“They slipped through my hands.”
Imagine this. A father aboard a boat, finally hoping this is his family’s chance for a new life.
The boat fills with water.
The father desperate, anxious, terrified battles to save his family in the high seas.
He sees his two sons, aged just three and five struggling.
The first one is okay for this moment. Just for a moment.
He reaches for his second son, but it is too late. He has slipped into the seas.
He returns to the first – and in those few precious moments he, who was okay, who was okay enough to leave just for a few moment while his father tried desperately to help the other little boy in the seas, has gone too.
Can you imagine? He searches for his wife. Where is she? She must be okay.
But she too is drowned.
“I took over and started steering. The waves were so high and the boat flipped. I took my wife and my kids in my arms and I realised they were all dead,” he tells reporters.
The father of Aylan Kurdi, the three-year old boy who died while trying to make it across the Mediterranean to the Greek island of Kos, has spoken of the devastating moment his children slipped from his hands.
Aylan’s five-year-old brother Galip Kurdi, died along with their mother Rehan and eight other refugees.
The image of Aylan has in the last 24-hours become the face of the Syrian war and the refugee crisis in Europe.
Abdullah Kurdi, a Kurdish Syrian who has been in Turkey for three years and previously lived in Damascus, said he paid traffickers twice before crossing over to Kos and at one point, even tried to take off on their own.
He says the boat filled with water boat soon after they set off.
“In our first attempt, coastguards captured us in the sea and then they released us. In our second attempt, the organisers did not keep their word and did not bring the boat,” he says.
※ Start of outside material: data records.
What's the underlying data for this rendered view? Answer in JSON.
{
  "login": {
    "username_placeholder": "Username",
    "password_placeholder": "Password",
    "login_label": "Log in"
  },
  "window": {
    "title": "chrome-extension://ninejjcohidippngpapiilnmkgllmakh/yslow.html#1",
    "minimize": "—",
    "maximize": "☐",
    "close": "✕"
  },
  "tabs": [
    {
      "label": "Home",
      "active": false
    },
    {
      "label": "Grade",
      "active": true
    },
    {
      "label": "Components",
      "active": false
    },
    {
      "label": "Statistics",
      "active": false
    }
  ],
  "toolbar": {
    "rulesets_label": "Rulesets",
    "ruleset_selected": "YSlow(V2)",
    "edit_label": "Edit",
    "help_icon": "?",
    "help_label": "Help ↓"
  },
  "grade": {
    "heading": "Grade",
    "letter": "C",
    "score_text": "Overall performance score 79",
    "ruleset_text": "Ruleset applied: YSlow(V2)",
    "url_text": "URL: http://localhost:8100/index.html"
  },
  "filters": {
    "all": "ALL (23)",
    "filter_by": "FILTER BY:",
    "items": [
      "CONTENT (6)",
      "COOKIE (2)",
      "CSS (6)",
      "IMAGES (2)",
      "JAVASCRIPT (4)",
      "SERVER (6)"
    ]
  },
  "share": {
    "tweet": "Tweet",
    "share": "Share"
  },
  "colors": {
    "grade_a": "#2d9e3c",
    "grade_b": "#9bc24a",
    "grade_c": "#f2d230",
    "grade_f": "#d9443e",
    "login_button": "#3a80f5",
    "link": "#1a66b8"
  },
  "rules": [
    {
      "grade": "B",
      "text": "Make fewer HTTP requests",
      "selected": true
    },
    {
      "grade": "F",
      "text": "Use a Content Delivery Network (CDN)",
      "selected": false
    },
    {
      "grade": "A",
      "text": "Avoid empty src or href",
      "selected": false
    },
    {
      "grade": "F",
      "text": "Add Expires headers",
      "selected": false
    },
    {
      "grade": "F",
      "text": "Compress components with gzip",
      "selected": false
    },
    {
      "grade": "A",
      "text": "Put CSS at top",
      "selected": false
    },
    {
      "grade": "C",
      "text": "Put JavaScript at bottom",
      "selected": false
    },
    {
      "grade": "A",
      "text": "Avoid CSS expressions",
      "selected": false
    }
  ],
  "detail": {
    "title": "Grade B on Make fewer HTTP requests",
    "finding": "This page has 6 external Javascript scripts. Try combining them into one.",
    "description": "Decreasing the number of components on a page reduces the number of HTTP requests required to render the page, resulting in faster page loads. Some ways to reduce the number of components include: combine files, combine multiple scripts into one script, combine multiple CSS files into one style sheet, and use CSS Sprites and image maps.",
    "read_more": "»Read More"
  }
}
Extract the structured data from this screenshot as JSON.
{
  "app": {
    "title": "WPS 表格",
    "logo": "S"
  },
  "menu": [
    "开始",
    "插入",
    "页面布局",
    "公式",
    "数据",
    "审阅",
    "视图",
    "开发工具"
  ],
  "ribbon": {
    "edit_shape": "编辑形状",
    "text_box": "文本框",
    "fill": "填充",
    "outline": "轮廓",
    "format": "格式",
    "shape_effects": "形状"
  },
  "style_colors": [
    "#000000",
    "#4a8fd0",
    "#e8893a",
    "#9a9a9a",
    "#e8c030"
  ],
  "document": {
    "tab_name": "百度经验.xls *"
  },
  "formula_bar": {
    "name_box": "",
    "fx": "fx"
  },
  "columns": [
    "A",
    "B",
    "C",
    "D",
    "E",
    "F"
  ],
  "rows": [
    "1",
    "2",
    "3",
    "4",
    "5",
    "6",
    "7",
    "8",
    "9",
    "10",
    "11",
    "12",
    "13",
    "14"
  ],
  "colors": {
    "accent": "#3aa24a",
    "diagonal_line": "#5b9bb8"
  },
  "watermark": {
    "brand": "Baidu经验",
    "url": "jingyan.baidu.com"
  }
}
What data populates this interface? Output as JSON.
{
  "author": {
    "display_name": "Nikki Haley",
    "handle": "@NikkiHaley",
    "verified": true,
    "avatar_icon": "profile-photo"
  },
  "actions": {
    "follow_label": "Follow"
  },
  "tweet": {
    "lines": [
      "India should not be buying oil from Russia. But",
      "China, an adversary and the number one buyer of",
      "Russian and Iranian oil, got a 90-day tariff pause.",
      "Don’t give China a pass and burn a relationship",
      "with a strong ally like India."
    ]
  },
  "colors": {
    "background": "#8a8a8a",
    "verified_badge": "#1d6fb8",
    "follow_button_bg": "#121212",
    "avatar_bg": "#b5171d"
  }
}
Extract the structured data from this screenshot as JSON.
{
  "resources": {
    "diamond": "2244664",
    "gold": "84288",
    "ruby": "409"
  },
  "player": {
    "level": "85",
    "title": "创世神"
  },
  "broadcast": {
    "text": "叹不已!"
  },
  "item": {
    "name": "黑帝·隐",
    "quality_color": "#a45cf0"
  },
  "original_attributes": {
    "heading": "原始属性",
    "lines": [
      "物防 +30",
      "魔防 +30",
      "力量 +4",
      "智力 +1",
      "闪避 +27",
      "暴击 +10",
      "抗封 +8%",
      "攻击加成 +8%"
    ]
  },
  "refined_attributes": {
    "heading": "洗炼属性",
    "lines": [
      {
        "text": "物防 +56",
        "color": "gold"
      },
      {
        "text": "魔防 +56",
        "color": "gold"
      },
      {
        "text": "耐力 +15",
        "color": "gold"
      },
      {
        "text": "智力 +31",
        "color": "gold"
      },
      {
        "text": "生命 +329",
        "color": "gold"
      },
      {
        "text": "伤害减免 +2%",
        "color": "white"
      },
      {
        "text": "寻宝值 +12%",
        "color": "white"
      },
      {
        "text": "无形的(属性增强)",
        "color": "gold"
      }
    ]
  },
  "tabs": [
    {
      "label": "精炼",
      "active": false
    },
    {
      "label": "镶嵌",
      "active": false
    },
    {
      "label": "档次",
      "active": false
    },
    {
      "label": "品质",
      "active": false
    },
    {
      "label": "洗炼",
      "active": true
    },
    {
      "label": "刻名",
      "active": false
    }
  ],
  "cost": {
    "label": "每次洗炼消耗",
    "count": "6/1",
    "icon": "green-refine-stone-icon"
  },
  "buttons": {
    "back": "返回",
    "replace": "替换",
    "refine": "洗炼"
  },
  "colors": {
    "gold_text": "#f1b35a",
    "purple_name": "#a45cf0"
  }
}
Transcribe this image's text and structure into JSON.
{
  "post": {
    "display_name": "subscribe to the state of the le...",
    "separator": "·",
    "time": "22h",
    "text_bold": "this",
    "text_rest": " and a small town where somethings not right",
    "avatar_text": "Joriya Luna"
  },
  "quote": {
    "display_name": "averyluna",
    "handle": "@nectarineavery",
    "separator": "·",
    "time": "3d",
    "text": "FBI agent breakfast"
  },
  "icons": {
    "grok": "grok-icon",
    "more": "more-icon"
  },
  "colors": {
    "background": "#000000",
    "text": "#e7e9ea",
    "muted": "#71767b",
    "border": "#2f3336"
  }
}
He says there was panic.
“When water filled the boat and it sank. We had life vests. I was holding my wife’s hands. My children slipped from my hands. We tried to hold onto the boat but it deflated rapidly,” he told Turkey’s Dogan News Agency.
“Everyone was screaming. I could not hear the voices of my children and my wife. I tried to swim to the beach by following the lights. I looked for my wife and children on the beach but couldn’t find them.”
He says he still dared not believed they were dead at this point and went back to Bodrum, but found out the “bitter truth” soon after.